● WHAT YOU HAVE TO DO
Search the data for the word "total" and copy out every line that has it.

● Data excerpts
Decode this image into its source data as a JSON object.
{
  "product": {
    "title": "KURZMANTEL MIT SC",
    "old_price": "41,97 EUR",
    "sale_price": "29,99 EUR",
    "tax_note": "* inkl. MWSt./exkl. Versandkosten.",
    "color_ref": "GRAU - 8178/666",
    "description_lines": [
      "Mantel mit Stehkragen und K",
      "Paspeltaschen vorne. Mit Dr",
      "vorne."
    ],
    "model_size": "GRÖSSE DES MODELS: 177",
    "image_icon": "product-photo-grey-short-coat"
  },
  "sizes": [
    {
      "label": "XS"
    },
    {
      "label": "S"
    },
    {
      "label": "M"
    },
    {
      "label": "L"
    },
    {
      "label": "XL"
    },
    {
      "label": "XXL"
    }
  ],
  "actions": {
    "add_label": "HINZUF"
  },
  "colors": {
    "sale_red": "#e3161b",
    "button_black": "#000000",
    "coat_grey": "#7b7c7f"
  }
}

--

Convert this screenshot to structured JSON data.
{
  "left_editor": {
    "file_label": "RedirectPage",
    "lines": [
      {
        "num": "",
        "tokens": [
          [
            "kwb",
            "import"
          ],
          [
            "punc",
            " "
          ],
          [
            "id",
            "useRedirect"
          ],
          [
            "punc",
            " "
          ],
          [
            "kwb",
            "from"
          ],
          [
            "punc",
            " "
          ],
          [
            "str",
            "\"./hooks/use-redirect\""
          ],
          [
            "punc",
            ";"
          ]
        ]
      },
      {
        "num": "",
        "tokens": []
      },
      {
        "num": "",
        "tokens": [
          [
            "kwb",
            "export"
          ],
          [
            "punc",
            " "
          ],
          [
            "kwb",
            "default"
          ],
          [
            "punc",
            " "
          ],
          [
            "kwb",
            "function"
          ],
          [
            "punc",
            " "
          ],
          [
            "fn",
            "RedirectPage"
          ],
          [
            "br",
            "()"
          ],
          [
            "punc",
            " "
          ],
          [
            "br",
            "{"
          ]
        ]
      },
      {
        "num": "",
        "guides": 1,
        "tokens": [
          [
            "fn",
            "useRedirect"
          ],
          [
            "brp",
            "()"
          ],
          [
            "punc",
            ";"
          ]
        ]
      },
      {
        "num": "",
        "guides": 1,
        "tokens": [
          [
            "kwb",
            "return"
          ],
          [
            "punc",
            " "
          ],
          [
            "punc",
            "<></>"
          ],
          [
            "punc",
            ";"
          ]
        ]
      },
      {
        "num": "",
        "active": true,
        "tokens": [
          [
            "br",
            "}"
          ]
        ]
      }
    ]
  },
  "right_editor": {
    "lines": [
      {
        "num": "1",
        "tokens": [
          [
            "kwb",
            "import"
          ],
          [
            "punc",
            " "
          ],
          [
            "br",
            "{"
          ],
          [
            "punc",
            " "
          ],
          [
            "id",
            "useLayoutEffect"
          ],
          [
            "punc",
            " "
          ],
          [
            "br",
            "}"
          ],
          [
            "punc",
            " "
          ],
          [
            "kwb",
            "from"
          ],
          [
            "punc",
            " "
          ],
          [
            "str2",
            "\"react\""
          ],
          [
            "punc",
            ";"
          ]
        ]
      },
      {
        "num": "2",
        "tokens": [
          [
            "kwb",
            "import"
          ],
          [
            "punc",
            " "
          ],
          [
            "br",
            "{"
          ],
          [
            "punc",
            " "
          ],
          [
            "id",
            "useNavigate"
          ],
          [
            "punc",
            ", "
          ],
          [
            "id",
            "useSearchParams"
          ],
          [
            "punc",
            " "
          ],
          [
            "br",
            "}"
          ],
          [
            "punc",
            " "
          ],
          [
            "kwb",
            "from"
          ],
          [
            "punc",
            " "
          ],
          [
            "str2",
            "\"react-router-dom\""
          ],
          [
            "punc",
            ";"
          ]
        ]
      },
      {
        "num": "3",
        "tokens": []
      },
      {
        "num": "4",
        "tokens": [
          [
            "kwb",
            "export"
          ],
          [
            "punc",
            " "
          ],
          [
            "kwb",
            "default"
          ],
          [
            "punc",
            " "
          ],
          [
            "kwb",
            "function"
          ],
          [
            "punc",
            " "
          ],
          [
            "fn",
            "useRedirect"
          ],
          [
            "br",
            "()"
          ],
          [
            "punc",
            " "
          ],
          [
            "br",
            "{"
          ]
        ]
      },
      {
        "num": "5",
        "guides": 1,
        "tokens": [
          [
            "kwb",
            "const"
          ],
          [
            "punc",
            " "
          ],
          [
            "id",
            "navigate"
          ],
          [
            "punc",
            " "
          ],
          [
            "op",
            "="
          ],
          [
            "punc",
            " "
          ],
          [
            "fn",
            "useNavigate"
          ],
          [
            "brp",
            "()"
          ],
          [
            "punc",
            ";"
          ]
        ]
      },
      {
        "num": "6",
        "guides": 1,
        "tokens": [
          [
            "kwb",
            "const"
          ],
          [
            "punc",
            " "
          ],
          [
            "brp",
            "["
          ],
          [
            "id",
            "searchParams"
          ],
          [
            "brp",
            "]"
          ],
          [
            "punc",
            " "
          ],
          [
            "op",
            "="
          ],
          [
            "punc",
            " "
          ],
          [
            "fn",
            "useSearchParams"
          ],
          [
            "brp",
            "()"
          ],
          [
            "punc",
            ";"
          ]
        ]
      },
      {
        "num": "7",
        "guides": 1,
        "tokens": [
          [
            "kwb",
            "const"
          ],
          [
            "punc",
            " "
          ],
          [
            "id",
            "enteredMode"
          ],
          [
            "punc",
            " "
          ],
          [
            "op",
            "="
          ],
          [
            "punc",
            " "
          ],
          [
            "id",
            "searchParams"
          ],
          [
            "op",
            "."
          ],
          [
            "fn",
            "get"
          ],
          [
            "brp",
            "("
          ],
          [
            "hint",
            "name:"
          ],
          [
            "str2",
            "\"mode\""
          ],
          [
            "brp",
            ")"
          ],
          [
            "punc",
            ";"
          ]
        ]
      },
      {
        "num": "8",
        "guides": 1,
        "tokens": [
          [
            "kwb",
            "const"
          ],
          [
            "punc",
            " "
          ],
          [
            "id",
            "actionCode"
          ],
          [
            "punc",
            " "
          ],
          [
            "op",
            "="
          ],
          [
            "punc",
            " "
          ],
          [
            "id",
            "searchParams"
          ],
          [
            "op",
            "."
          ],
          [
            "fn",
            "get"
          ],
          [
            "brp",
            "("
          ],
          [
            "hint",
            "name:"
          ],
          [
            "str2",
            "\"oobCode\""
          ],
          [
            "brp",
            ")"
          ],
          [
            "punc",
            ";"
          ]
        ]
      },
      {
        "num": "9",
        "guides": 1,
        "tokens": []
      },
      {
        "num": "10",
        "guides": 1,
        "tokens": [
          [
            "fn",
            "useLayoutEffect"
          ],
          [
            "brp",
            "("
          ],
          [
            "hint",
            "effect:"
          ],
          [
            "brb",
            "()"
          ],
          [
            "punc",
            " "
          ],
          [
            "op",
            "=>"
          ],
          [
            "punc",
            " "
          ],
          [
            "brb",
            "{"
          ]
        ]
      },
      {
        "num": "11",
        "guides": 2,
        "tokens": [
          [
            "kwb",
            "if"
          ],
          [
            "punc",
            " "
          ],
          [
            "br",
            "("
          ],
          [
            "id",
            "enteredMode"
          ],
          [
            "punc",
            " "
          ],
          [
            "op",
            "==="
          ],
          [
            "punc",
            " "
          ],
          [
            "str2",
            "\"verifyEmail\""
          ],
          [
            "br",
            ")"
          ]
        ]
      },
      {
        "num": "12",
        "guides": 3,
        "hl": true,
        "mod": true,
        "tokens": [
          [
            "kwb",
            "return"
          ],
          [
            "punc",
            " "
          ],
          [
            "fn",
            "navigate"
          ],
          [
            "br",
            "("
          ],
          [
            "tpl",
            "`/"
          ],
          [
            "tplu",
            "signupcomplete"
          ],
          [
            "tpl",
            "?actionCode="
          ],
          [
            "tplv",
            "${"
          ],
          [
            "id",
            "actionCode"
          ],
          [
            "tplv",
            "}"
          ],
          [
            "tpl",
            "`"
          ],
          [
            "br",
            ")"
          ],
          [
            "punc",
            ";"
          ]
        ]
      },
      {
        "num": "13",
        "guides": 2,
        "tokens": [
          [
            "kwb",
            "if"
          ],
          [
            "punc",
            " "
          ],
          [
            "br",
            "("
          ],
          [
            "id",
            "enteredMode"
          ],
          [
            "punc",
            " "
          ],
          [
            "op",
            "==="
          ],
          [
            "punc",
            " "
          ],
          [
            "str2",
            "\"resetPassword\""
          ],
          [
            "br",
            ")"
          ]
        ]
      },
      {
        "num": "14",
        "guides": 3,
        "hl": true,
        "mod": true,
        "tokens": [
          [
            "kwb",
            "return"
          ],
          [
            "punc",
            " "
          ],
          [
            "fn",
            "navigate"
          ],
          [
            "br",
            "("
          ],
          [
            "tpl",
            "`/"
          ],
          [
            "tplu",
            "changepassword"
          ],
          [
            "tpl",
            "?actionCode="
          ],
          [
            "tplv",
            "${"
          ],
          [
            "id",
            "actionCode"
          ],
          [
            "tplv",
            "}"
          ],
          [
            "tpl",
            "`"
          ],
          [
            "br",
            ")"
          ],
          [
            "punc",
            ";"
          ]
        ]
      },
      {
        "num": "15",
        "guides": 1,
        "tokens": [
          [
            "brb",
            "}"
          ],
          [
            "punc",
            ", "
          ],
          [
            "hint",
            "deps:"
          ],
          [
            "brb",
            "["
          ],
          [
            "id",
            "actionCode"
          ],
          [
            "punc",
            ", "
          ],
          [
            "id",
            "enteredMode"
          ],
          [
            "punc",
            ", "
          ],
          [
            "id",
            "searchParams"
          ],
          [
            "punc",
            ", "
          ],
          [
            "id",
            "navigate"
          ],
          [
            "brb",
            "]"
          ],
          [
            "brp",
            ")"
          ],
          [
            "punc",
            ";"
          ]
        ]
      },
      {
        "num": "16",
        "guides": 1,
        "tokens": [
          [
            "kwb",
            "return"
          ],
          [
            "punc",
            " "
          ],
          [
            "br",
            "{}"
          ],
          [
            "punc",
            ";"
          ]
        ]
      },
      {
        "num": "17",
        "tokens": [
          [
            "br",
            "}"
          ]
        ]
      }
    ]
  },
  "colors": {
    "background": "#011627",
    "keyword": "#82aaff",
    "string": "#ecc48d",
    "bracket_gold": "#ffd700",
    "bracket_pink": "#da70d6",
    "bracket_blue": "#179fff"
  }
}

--

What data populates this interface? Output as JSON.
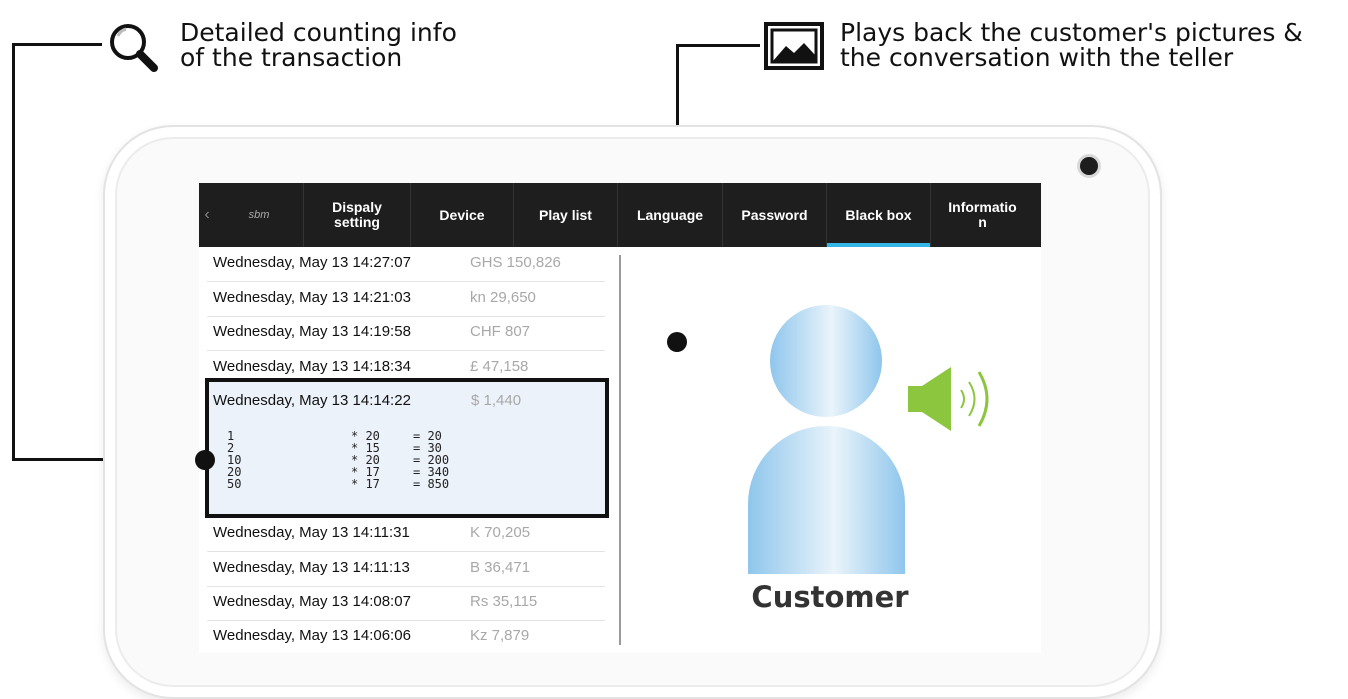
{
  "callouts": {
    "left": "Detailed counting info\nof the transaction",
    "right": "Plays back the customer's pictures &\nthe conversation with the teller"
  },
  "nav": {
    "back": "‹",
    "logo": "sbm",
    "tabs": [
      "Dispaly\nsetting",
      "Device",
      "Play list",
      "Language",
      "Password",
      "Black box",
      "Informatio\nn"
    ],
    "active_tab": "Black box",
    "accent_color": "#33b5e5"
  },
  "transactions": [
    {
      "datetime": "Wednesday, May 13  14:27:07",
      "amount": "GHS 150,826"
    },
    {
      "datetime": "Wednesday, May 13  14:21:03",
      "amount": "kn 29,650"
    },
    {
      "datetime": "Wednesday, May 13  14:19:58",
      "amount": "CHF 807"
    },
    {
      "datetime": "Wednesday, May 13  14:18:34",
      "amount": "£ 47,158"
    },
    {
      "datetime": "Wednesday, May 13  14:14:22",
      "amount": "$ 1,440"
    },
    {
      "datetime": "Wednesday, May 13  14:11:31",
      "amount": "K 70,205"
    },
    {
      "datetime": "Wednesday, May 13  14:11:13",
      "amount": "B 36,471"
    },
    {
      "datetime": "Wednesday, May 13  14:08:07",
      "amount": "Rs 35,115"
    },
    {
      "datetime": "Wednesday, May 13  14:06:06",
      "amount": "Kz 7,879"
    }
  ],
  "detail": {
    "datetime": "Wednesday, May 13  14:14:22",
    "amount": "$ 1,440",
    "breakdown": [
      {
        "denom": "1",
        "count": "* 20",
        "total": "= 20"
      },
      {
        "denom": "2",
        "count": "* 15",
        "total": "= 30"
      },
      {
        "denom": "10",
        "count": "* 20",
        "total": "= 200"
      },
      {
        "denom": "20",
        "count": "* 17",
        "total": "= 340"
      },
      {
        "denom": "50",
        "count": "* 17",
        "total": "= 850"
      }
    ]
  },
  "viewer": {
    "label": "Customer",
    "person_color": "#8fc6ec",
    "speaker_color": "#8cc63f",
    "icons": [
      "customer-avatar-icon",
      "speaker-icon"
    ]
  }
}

● TASK RESPONSE
        "total": "= 20"
        "total": "= 30"
        "total": "= 200"
        "total": "= 340"
        "total": "= 850"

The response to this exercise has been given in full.